» **WORK REQUEST**
If a line in the data holds the string "ядер", list it.

» **MATERIAL PROVIDED**
== == ==

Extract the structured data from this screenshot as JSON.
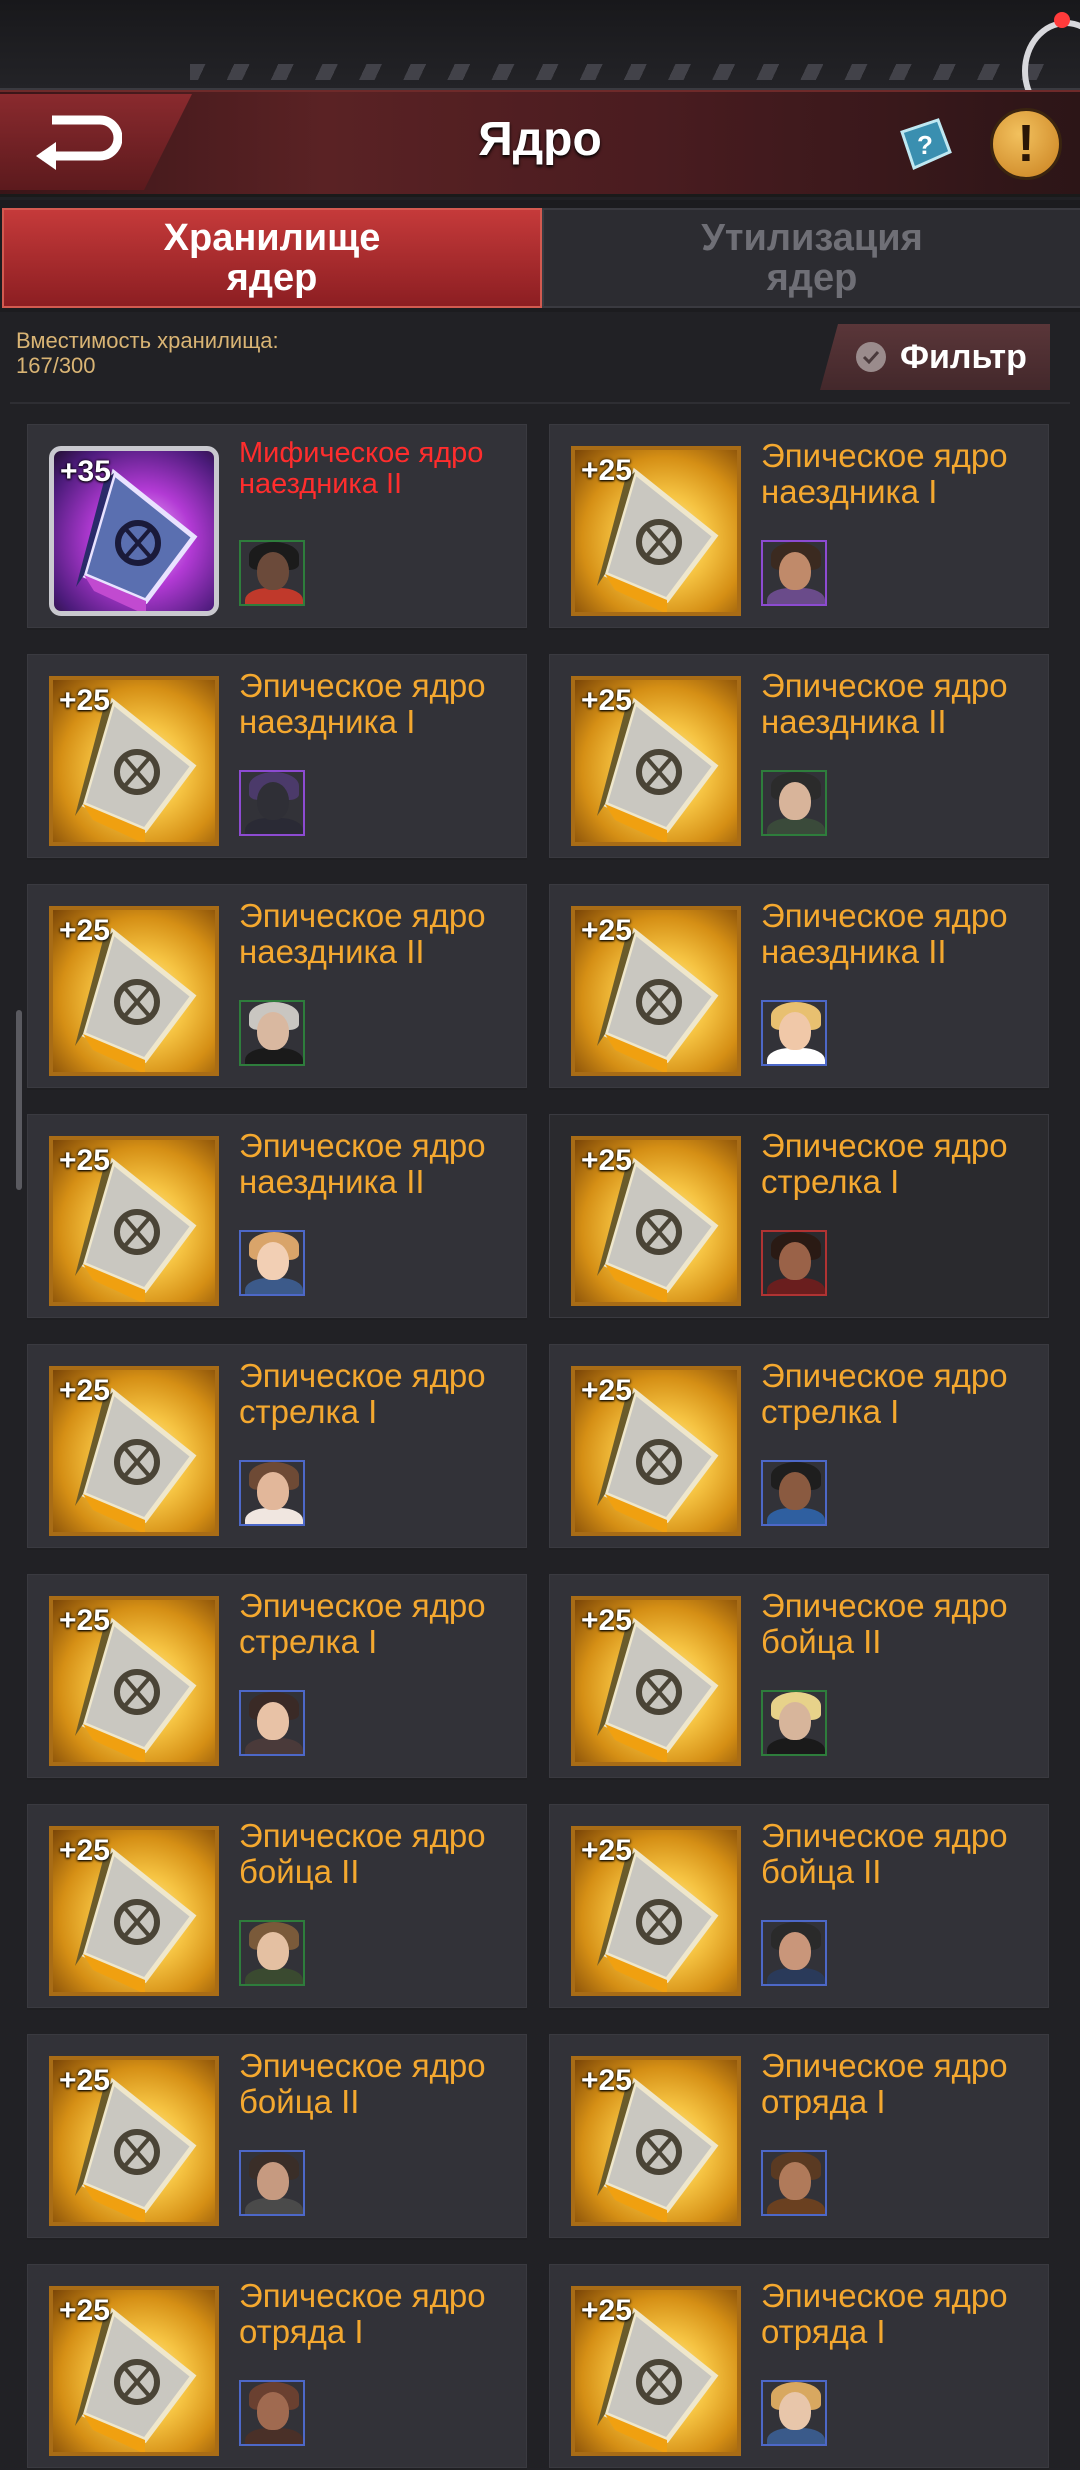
{
  "header": {
    "title": "Ядро",
    "info_label": "!"
  },
  "tabs": [
    {
      "label": "Хранилище ядер",
      "active": true
    },
    {
      "label": "Утилизация ядер",
      "active": false
    }
  ],
  "storage": {
    "capacity_label": "Вместимость хранилища:",
    "capacity_value": "167/300"
  },
  "filter": {
    "label": "Фильтр"
  },
  "colors": {
    "accent_red": "#c53a3a",
    "epic_gold": "#f4a82f",
    "mythic_red": "#ff2d2d",
    "card_bg": "#323238"
  },
  "cores": [
    {
      "plus": "+35",
      "title": "Мифическое ядро наездника II",
      "rarity": "mythic",
      "avatar": {
        "skin": "#6b4a3a",
        "hair": "#1b1b1b",
        "body": "#c0392b",
        "frame": "green"
      }
    },
    {
      "plus": "+25",
      "title": "Эпическое ядро наездника I",
      "rarity": "epic",
      "avatar": {
        "skin": "#c08a6a",
        "hair": "#3b2a20",
        "body": "#6a4b8a",
        "frame": "purple"
      }
    },
    {
      "plus": "+25",
      "title": "Эпическое ядро наездника I",
      "rarity": "epic",
      "avatar": {
        "skin": "#2f2f36",
        "hair": "#4b3a6a",
        "body": "#2a2a35",
        "frame": "purple"
      }
    },
    {
      "plus": "+25",
      "title": "Эпическое ядро наездника II",
      "rarity": "epic",
      "avatar": {
        "skin": "#d8b49a",
        "hair": "#2b2b2b",
        "body": "#3a4a3a",
        "frame": "green"
      }
    },
    {
      "plus": "+25",
      "title": "Эпическое ядро наездника II",
      "rarity": "epic",
      "avatar": {
        "skin": "#d9b8a0",
        "hair": "#c9c6c1",
        "body": "#1a1a1a",
        "frame": "green"
      }
    },
    {
      "plus": "+25",
      "title": "Эпическое ядро наездника II",
      "rarity": "epic",
      "avatar": {
        "skin": "#f0c8a8",
        "hair": "#e8c070",
        "body": "#ffffff",
        "frame": "blue"
      }
    },
    {
      "plus": "+25",
      "title": "Эпическое ядро наездника II",
      "rarity": "epic",
      "avatar": {
        "skin": "#f2cfb4",
        "hair": "#d9a46a",
        "body": "#3c5a8a",
        "frame": "blue"
      }
    },
    {
      "plus": "+25",
      "title": "Эпическое ядро стрелка I",
      "rarity": "epic",
      "dim": true,
      "avatar": {
        "skin": "#9a6248",
        "hair": "#2a1a14",
        "body": "#6a1e1e",
        "frame": "red"
      }
    },
    {
      "plus": "+25",
      "title": "Эпическое ядро стрелка I",
      "rarity": "epic",
      "avatar": {
        "skin": "#e2b79a",
        "hair": "#6e4a35",
        "body": "#f0e6e0",
        "frame": "blue"
      }
    },
    {
      "plus": "+25",
      "title": "Эпическое ядро стрелка I",
      "rarity": "epic",
      "avatar": {
        "skin": "#8a5a40",
        "hair": "#1e1e1e",
        "body": "#2f5fa0",
        "frame": "blue"
      }
    },
    {
      "plus": "+25",
      "title": "Эпическое ядро стрелка I",
      "rarity": "epic",
      "avatar": {
        "skin": "#e8c2a6",
        "hair": "#3a2a26",
        "body": "#4a3a3a",
        "frame": "blue"
      }
    },
    {
      "plus": "+25",
      "title": "Эпическое ядро бойца II",
      "rarity": "epic",
      "avatar": {
        "skin": "#d7b59b",
        "hair": "#e7d28a",
        "body": "#1a1a1a",
        "frame": "green"
      }
    },
    {
      "plus": "+25",
      "title": "Эпическое ядро бойца II",
      "rarity": "epic",
      "avatar": {
        "skin": "#e4c0a2",
        "hair": "#7a5a3a",
        "body": "#3a4a30",
        "frame": "green"
      }
    },
    {
      "plus": "+25",
      "title": "Эпическое ядро бойца II",
      "rarity": "epic",
      "avatar": {
        "skin": "#c9967a",
        "hair": "#2a2a2a",
        "body": "#2a3a5a",
        "frame": "blue"
      }
    },
    {
      "plus": "+25",
      "title": "Эпическое ядро бойца II",
      "rarity": "epic",
      "avatar": {
        "skin": "#c69a80",
        "hair": "#3a2e28",
        "body": "#4a4a4a",
        "frame": "blue"
      }
    },
    {
      "plus": "+25",
      "title": "Эпическое ядро отряда I",
      "rarity": "epic",
      "avatar": {
        "skin": "#b07a5a",
        "hair": "#5a3a22",
        "body": "#6a4020",
        "frame": "blue"
      }
    },
    {
      "plus": "+25",
      "title": "Эпическое ядро отряда I",
      "rarity": "epic",
      "avatar": {
        "skin": "#a06a50",
        "hair": "#6a4030",
        "body": "#4a3028",
        "frame": "blue"
      }
    },
    {
      "plus": "+25",
      "title": "Эпическое ядро отряда I",
      "rarity": "epic",
      "avatar": {
        "skin": "#e8c6aa",
        "hair": "#d8a860",
        "body": "#3a5a8a",
        "frame": "blue"
      }
    }
  ]
}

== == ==

» **SOLUTION FOR THIS EXERCISE**
      "label": "Хранилище ядер",
      "label": "Утилизация ядер",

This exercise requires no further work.